Providing safe and affordable drinking water is a cornerstone in the UN Sustainable Development Goal 6 (SDG 6). This requires a combination of high quality water sources, effective treatment plants and an efficient distribution network with minimum water loss. Water supply in Denmark is highly decentralised with waterworks situated all over the country. Quite uniquely, the country uses groundwater as its sole source of drinking water. As a result, only simple treatment is needed and tap water is not chlorinated thanks to a highly efficient distribution system where bacteria and other impurities are minimised. Danish companies working abroad have also developed decentralised solutions for water supply in remote areas.

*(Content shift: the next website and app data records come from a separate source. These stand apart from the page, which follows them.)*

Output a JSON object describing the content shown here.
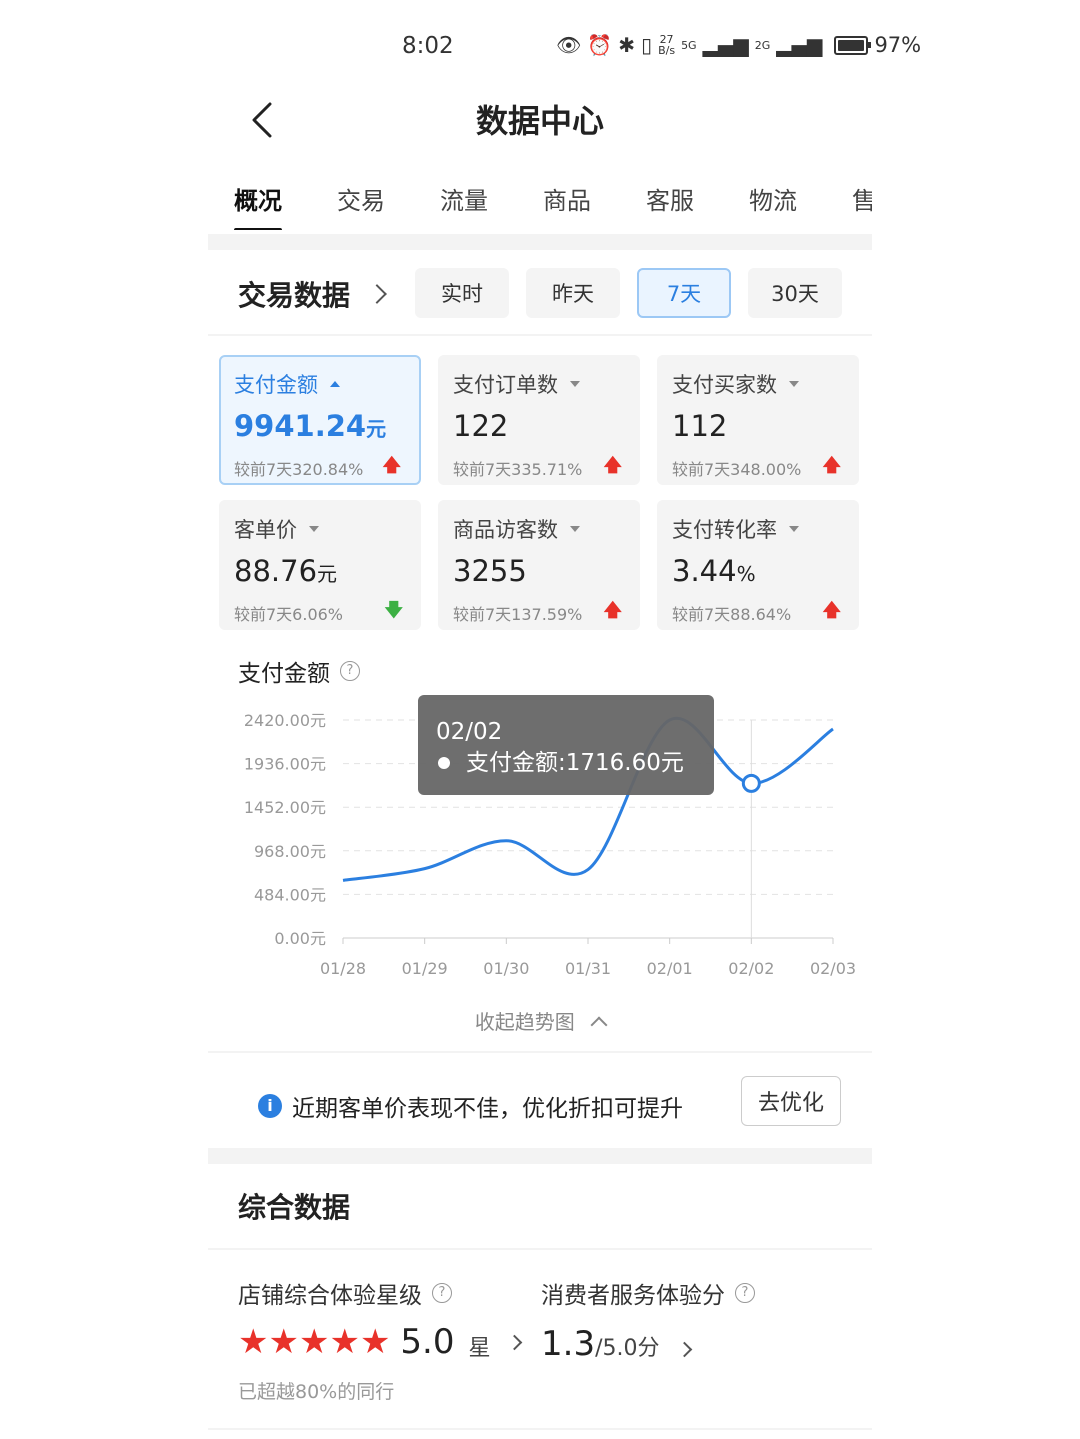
{
  "status_bar": {
    "time": "8:02",
    "net_speed_top": "27",
    "net_speed_bottom": "B/s",
    "sim1": "5G",
    "sim2": "2G",
    "battery": "97%",
    "battery_level": 0.97,
    "icons": [
      "eye-icon",
      "alarm-icon",
      "bluetooth-icon",
      "vibrate-icon",
      "signal-icon",
      "battery-icon"
    ]
  },
  "header": {
    "title": "数据中心",
    "back_icon": "chevron-left-icon"
  },
  "tabs": [
    {
      "label": "概况",
      "active": true
    },
    {
      "label": "交易"
    },
    {
      "label": "流量"
    },
    {
      "label": "商品"
    },
    {
      "label": "客服"
    },
    {
      "label": "物流"
    },
    {
      "label": "售"
    }
  ],
  "trade": {
    "title": "交易数据",
    "ranges": [
      {
        "label": "实时"
      },
      {
        "label": "昨天"
      },
      {
        "label": "7天",
        "selected": true
      },
      {
        "label": "30天"
      }
    ]
  },
  "metrics": [
    {
      "label": "支付金额",
      "value": "9941.24",
      "unit": "元",
      "compare": "较前7天320.84%",
      "trend": "up",
      "selected": true
    },
    {
      "label": "支付订单数",
      "value": "122",
      "unit": "",
      "compare": "较前7天335.71%",
      "trend": "up"
    },
    {
      "label": "支付买家数",
      "value": "112",
      "unit": "",
      "compare": "较前7天348.00%",
      "trend": "up"
    },
    {
      "label": "客单价",
      "value": "88.76",
      "unit": "元",
      "compare": "较前7天6.06%",
      "trend": "down"
    },
    {
      "label": "商品访客数",
      "value": "3255",
      "unit": "",
      "compare": "较前7天137.59%",
      "trend": "up"
    },
    {
      "label": "支付转化率",
      "value": "3.44",
      "unit": "%",
      "compare": "较前7天88.64%",
      "trend": "up"
    }
  ],
  "colors": {
    "accent": "#2b7fe0",
    "up": "#e8322a",
    "down": "#3cb043",
    "tooltip_bg": "#666666"
  },
  "chart_title": "支付金额",
  "chart_data": {
    "type": "line",
    "x": [
      "01/28",
      "01/29",
      "01/30",
      "01/31",
      "02/01",
      "02/02",
      "02/03"
    ],
    "series": [
      {
        "values": [
          640,
          770,
          1080,
          760,
          2420,
          1716.6,
          2320
        ]
      }
    ],
    "yticks": [
      "2420.00元",
      "1936.00元",
      "1452.00元",
      "968.00元",
      "484.00元",
      "0.00元"
    ],
    "ylim": [
      0,
      2420
    ],
    "grid": true,
    "tooltip": {
      "date": "02/02",
      "text": "支付金额:1716.60元"
    },
    "highlight_index": 5
  },
  "collapse_label": "收起趋势图",
  "notice": {
    "text": "近期客单价表现不佳，优化折扣可提升",
    "button": "去优化"
  },
  "summary": {
    "title": "综合数据",
    "store_rating_label": "店铺综合体验星级",
    "stars": 5,
    "rating_value": "5.0",
    "rating_unit": "星",
    "exceed_text": "已超越80%的同行",
    "service_label": "消费者服务体验分",
    "service_value": "1.3",
    "service_total": "/5.0分"
  }
}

According to the UN, global water consumption will increase with up to 30 percent by 2020. In order to meet the future demand, there needs to be a strong focus on efficient water distribution. Non-Revenue Water (NRW) or urban water loss is a major global challenge as 25-50 percent of all distributed water globally is lost or never invoiced due to illegal connections, inaccurate billing systems, inaccurate metering, physical leakages, deteriorating infrastructure, wrong water pressure management, etc. Danish water utilities have managed to achieve a national NRW average of just 8 percent. Each utility has developed its own strategy tailored to local circumstances, which typically includes a holistic NRW master plan, ongoing monitoring and pressure management aa well as the use of high quality components such as water meters, valves, pumps and pipes.

Connect with us: Cecilie Buch Thomsen, Senior Project Manager, cbt@stateofgreen.com